2020 has seen an explosion of new ham radio operators. This is one of the interesting side stories of the COVID-19 pandemic. Human beings are social creatures and ham radio is a great way to meet new people. Call it the electromagnetic version of being a pen pal.
Ham radio is like ethnic cuisine – there is something for everyone. Italian food is my favorite but yours may be Chinese, Indian, or Mexican. Ham radio has its own cuisine – HF, VHF, satellite, digital, DMR/System Fusion/D-Star et al. Portable operation is one type of ham radio cuisine. Many portable operators participate in Parks-on-the-Air, an international parks-based ham radio program that promotes emergency awareness and communications from national/federal and state/provincial level parks.
Portable operations is a lot of fun. Imagine talking to another ham radio operator thousands of miles away. I live in Florida and never cease to be amazed at having a QSO with another ham in Europe or South America.
Many new hams are intimidated by the cost of getting involved in the hobby. To be sure you can spend a lot of money on ham radio equipment. I mean a lot of money! If you have deep pockets then go for it. But what if you are on a budget? Can you get started in portable ops for less than $1000? Less than $750? Less than $500? The answer is yes! So, without further adieu, let’s jump right in.
Refuse to be Shamed
Unfortunately, ham radio is not unlike other parts of life. There are some hams who act poorly to new hams or hams on a budget. I have heard hams smugly state that the hobby is only for those who can afford good equipment. They think that by making the hobby difficult to get into it will preserve it for serious-minded hams. That is wrong and outdated thinking. The hobby is open to anyone who wants to get into it. Pass your license exam and you are a ham.
There are also hams who try to shame other hams who purchase certain foreign-made equipment.
They want to inject politics into the hobby. If you have a scruple against buying items made by certain countries you are free to act according to that scruple. However, it is not acceptable to shame someone else who is of another opinion. My advice to the new portable operator is to refuse to be shamed. There is hardly a home on this planet that does not contain something that has been made by one of this countries. You are best served by listening to your own conscience.
Determine your Budget
In order not to over spend, determine a hard number for your budget. Can you afford to spend $1000? $750? $500? Knowing your budget will help you determine whether you should look at all new equipment, pre-owned equipment, or a combination of both.
For $1000 you can purchase a brand new Yaesu FT-891 for $640, an MFJ-939Y automatic antenna tuner for $150, a mag mount for $47, and a set of five hamsticks (10,15, 20, 40, 75 meters) for $109. At $946 you are under your $1000 budget.
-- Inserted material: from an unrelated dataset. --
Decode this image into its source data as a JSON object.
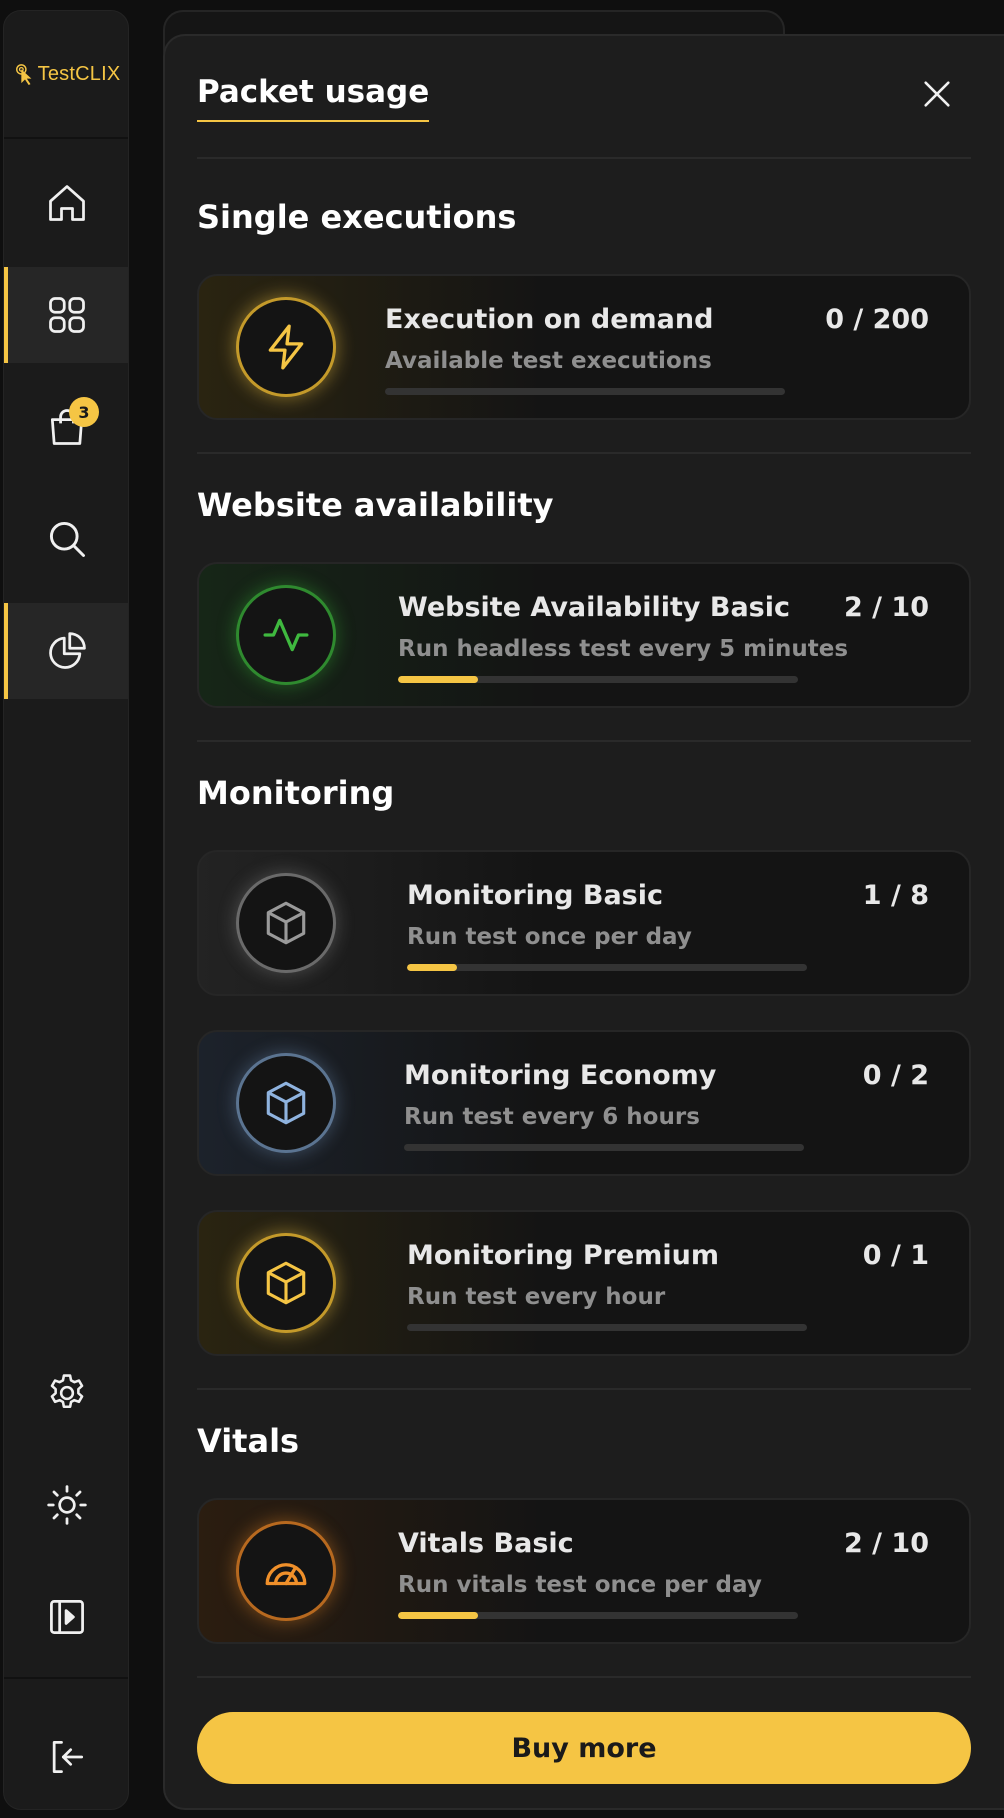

For $750 you have a few options. You can search the QRZ swap meet web page for used 100 watt rigs like the FT-891, FT-897D, or the ICOM 706MKIIG. You can then add your tuner, mag mount, and individual hamsticks to fit your budget. Buying used equipment requires patience because you never know when the rig you want will be available.
Another $750 and below budget idea is to purchase a new rig like the Xiegu G90. A new G90 will set you back as little as $425. The G90 is a 20 watt rig, so it has a bit more power than QRP. The G90 also has a built in antenna tuner, so you can save some money right there. This leaves you $325 to buy your mag mount, hamsticks, and other accessories.
What if your budget is only $500? All is not lost. The aforementioned Xiegu G90 is an excellent entry-level rig. Many new hams start with the G90 and decide to graduate to a 100 watt rig. I have seen G90’s for sale on QRZ for as low as $325. Even at $375 it leaves you enough room to buy a mag mount and a few hamsticks. Again, you have to peruse swap meet boards for available G90’s but they come up for sale quite often. The good news is that they are easy to sell if you decide to do your own upgrade.
I am just sharing a few ideas on how to get started in portable work on a budget. By no means am I the final word on this. Check with your local club to see if member hams have used equipment for sale or do your own research. You may be able to save money that way. The point is that you don’t have to spend a lot of money to get started in portable work.